§ **Provided data**
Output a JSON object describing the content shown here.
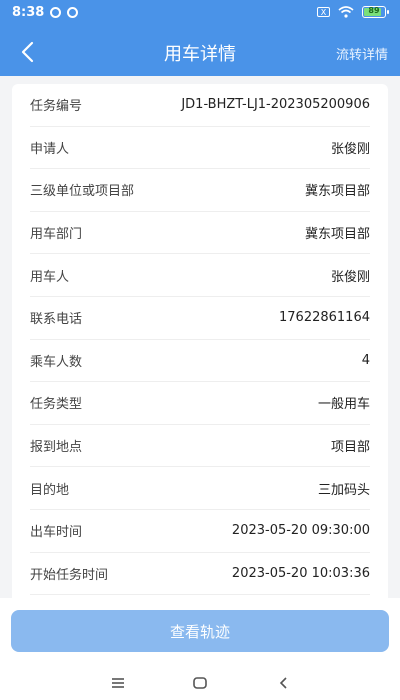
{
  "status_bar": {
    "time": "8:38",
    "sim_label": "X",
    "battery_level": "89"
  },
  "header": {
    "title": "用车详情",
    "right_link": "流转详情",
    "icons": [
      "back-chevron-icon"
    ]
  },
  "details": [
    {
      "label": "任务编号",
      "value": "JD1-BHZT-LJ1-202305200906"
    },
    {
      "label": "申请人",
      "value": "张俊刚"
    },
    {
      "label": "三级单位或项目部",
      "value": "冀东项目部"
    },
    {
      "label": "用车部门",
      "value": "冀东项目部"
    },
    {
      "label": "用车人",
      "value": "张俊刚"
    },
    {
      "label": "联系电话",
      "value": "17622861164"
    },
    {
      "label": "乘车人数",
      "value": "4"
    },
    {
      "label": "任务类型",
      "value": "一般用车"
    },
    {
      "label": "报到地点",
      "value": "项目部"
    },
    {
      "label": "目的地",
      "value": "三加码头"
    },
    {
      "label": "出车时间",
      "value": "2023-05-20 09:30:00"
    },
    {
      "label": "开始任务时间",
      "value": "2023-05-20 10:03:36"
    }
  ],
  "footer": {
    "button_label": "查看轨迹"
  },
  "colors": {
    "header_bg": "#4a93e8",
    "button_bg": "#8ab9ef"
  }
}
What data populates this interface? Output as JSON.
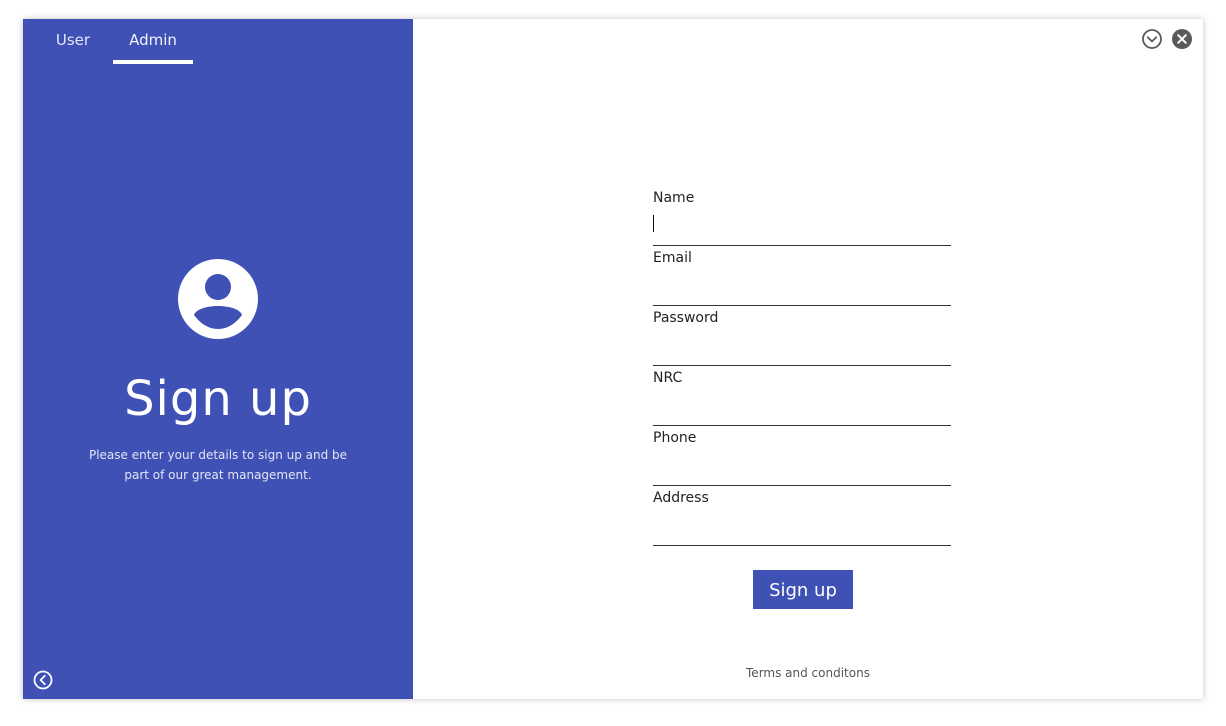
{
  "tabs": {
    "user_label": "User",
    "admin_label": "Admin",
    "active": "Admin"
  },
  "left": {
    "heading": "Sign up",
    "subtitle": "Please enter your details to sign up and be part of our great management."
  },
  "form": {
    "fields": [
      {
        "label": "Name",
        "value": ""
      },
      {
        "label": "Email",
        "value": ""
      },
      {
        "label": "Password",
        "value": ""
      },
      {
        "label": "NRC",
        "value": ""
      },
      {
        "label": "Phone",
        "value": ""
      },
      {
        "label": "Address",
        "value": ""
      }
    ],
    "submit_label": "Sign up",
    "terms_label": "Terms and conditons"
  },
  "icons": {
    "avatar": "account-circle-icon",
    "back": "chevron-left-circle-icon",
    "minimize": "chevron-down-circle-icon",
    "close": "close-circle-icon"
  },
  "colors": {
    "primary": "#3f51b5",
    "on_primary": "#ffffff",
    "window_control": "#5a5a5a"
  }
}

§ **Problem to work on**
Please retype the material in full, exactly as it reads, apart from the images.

§ **Completed task**
Output a JSON object describing the content shown here.
{
  "status_bar": {
    "time": "8:38",
    "sim_label": "X",
    "battery_level": "89"
  },
  "header": {
    "title": "用车详情",
    "right_link": "流转详情",
    "icons": [
      "back-chevron-icon"
    ]
  },
  "details": [
    {
      "label": "任务编号",
      "value": "JD1-BHZT-LJ1-202305200906"
    },
    {
      "label": "申请人",
      "value": "张俊刚"
    },
    {
      "label": "三级单位或项目部",
      "value": "冀东项目部"
    },
    {
      "label": "用车部门",
      "value": "冀东项目部"
    },
    {
      "label": "用车人",
      "value": "张俊刚"
    },
    {
      "label": "联系电话",
      "value": "17622861164"
    },
    {
      "label": "乘车人数",
      "value": "4"
    },
    {
      "label": "任务类型",
      "value": "一般用车"
    },
    {
      "label": "报到地点",
      "value": "项目部"
    },
    {
      "label": "目的地",
      "value": "三加码头"
    },
    {
      "label": "出车时间",
      "value": "2023-05-20 09:30:00"
    },
    {
      "label": "开始任务时间",
      "value": "2023-05-20 10:03:36"
    }
  ],
  "footer": {
    "button_label": "查看轨迹"
  },
  "colors": {
    "header_bg": "#4a93e8",
    "button_bg": "#8ab9ef"
  }
}
What data populates this interface? Output as JSON.
{
  "tabs": {
    "user_label": "User",
    "admin_label": "Admin",
    "active": "Admin"
  },
  "left": {
    "heading": "Sign up",
    "subtitle": "Please enter your details to sign up and be part of our great management."
  },
  "form": {
    "fields": [
      {
        "label": "Name",
        "value": ""
      },
      {
        "label": "Email",
        "value": ""
      },
      {
        "label": "Password",
        "value": ""
      },
      {
        "label": "NRC",
        "value": ""
      },
      {
        "label": "Phone",
        "value": ""
      },
      {
        "label": "Address",
        "value": ""
      }
    ],
    "submit_label": "Sign up",
    "terms_label": "Terms and conditons"
  },
  "icons": {
    "avatar": "account-circle-icon",
    "back": "chevron-left-circle-icon",
    "minimize": "chevron-down-circle-icon",
    "close": "close-circle-icon"
  },
  "colors": {
    "primary": "#3f51b5",
    "on_primary": "#ffffff",
    "window_control": "#5a5a5a"
  }
}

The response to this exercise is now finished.